Faleh Almaleki's attorney had but three words to say when the Maricopa County Superior Court judge asked him to call his first witness late this morning.
"The defense rests," assistant public defender Jeffrey Kirchler muttered.
It meant that Almaleki, the 50-year-old Glendale man accused of murdering his daughter Noor and severely injuring another woman in an October 2009 hit-and-run, would not be taking the witness stand in this closely watched case.
That decision came as little surprise to those who have been looking in on what has become known as Maricopa County's "honor killing" case, so called because Iraqi native Almaleki ran down his first-born and her friend allegedly because Noor had been "disrespecting" the family by adopting a "Western" lifestyle--living with a young man, getting a tattoo, and disregarding his dictates.
To use a non-Latin term, Mr. Almaleki is dead meat, with the best he can hope for being a manslaughter conviction for causing Noor's death instead of the more-serious first- or second-degree murder options before the jury.
Even then, Almaleki also is sure to be convicted of several other serious felonies, including the attempted murder or aggravated assault of Noor's friend, Amal Khalaf, and the undisputed fact that he sped away from the scene (a Peoria parking lot) and fled to England before being caught and extradited.
In opening statements about a month ago, Almaleki's defense attorneys had suggested that jurors would hear from their client's wife, Seham, the mother of seven (including Noor). But her testimony never emerged.
Prosecutor Laura Reckart told jurors in her closing argument a few hours ago that the evidence "proves way beyond a reasonable doubt [that Almaleki's intent] was to erase Noor and Amal from his life and from this Earth."
She said Faleh Almaleki's "law was above all others. The fact that Noor was an adult was of no consequence to him."
Defense attorney Kirchler showed jurors a blown-up photograph of a newborn's hand gripping the index finger of an adult male, ostensibly taken of Noor and her father's shortly after her birth.
"From the moment he held her hand, everything changed," Kirchler said, a touching sentiment that begged the logical question of what Noor possibly could have done two decades after that photo to merit being crushed by a Jeep Cherokee driven by father.

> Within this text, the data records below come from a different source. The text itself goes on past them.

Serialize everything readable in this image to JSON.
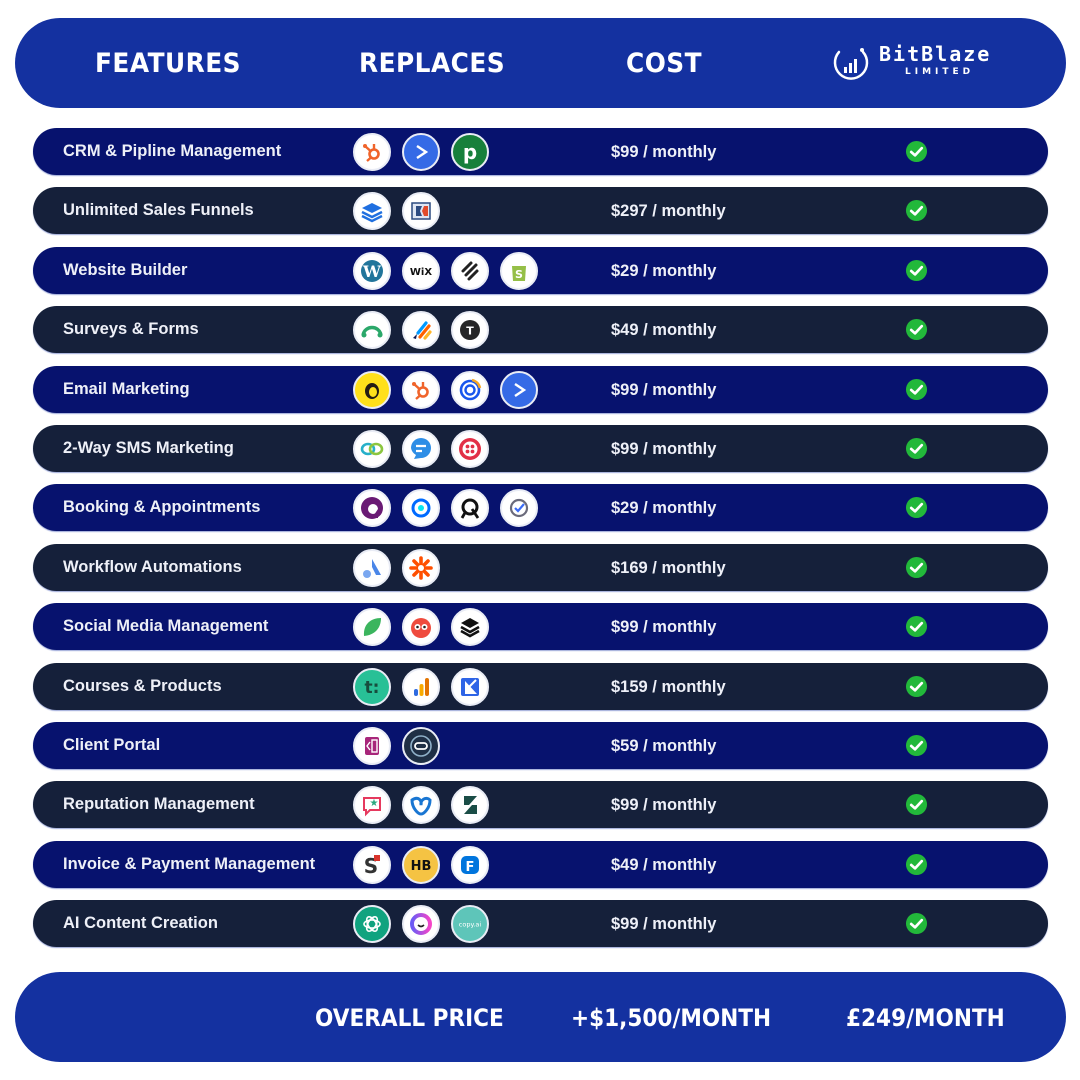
{
  "header": {
    "features_label": "FEATURES",
    "replaces_label": "REPLACES",
    "cost_label": "COST",
    "brand": {
      "name": "BitBlaze",
      "subtitle": "LIMITED",
      "logo_icon": "bar-chart-circle-icon"
    }
  },
  "colors": {
    "header_footer_bg": "#1431a0",
    "row_navy": "#07126e",
    "row_slate": "#15203a",
    "check_green": "#22b83a",
    "text": "#ffffff"
  },
  "rows": [
    {
      "feature": "CRM & Pipline Management",
      "replaces": [
        "hubspot-icon",
        "activecampaign-icon",
        "pipedrive-icon"
      ],
      "cost": "$99 / monthly",
      "included": true
    },
    {
      "feature": "Unlimited Sales Funnels",
      "replaces": [
        "leadpages-icon",
        "clickfunnels-icon"
      ],
      "cost": "$297 / monthly",
      "included": true
    },
    {
      "feature": "Website Builder",
      "replaces": [
        "wordpress-icon",
        "wix-icon",
        "squarespace-icon",
        "shopify-icon"
      ],
      "cost": "$29 / monthly",
      "included": true
    },
    {
      "feature": "Surveys & Forms",
      "replaces": [
        "surveymonkey-icon",
        "jotform-icon",
        "typeform-icon"
      ],
      "cost": "$49 / monthly",
      "included": true
    },
    {
      "feature": "Email Marketing",
      "replaces": [
        "mailchimp-icon",
        "hubspot-icon",
        "constantcontact-icon",
        "activecampaign-icon"
      ],
      "cost": "$99 / monthly",
      "included": true
    },
    {
      "feature": "2-Way SMS Marketing",
      "replaces": [
        "chain-link-icon",
        "message-bubble-icon",
        "twilio-icon"
      ],
      "cost": "$99 / monthly",
      "included": true
    },
    {
      "feature": "Booking & Appointments",
      "replaces": [
        "acuity-icon",
        "calendly-icon",
        "scheduler-icon",
        "checkmark-clock-icon"
      ],
      "cost": "$29 / monthly",
      "included": true
    },
    {
      "feature": "Workflow Automations",
      "replaces": [
        "activecampaign-a-icon",
        "zapier-icon"
      ],
      "cost": "$169 / monthly",
      "included": true
    },
    {
      "feature": "Social Media Management",
      "replaces": [
        "sprout-social-icon",
        "hootsuite-icon",
        "buffer-icon"
      ],
      "cost": "$99 / monthly",
      "included": true
    },
    {
      "feature": "Courses & Products",
      "replaces": [
        "teachable-icon",
        "analytics-bars-icon",
        "kajabi-icon"
      ],
      "cost": "$159 / monthly",
      "included": true
    },
    {
      "feature": "Client Portal",
      "replaces": [
        "portal-book-icon",
        "client-card-icon"
      ],
      "cost": "$59 / monthly",
      "included": true
    },
    {
      "feature": "Reputation Management",
      "replaces": [
        "review-star-icon",
        "birdeye-icon",
        "reputation-icon"
      ],
      "cost": "$99 / monthly",
      "included": true
    },
    {
      "feature": "Invoice & Payment Management",
      "replaces": [
        "s-payments-icon",
        "honeybook-icon",
        "freshbooks-icon"
      ],
      "cost": "$49 / monthly",
      "included": true
    },
    {
      "feature": "AI Content Creation",
      "replaces": [
        "chatgpt-icon",
        "jasper-icon",
        "copyai-icon"
      ],
      "cost": "$99 / monthly",
      "included": true
    }
  ],
  "footer": {
    "overall_label": "OVERALL PRICE",
    "competitor_total": "+$1,500/MONTH",
    "brand_price": "£249/MONTH"
  }
}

Kirchler tried to foist some of the blame on Khalaf, the surviving victim of Almaleki's fatal wrath, noting that Noor had been living with Khalaf and her son -- "A bad family," he said -- to his client's dismay.
"As a father, you want your child to be good, to have manners, to have values," the attorney said, not adding that, failing to achieve those virtues by the age of 20 (if indeed she didn't) did not mandate a death sentence.
The jury got the case late this afternoon, but soon broke for the evening and will begin deliberations in earnest tomorrow morning.
For sure, this trial has lacked the narrative tension of a good whodunit, and the lack of any defense presentation other than the lame (hey, Kirchler didn't have jack to work with) closing took the steam out of any real drama that may have lingered in Judge Roland Steinle's courtroom.
We'll get back to you tomorrow with the verdict.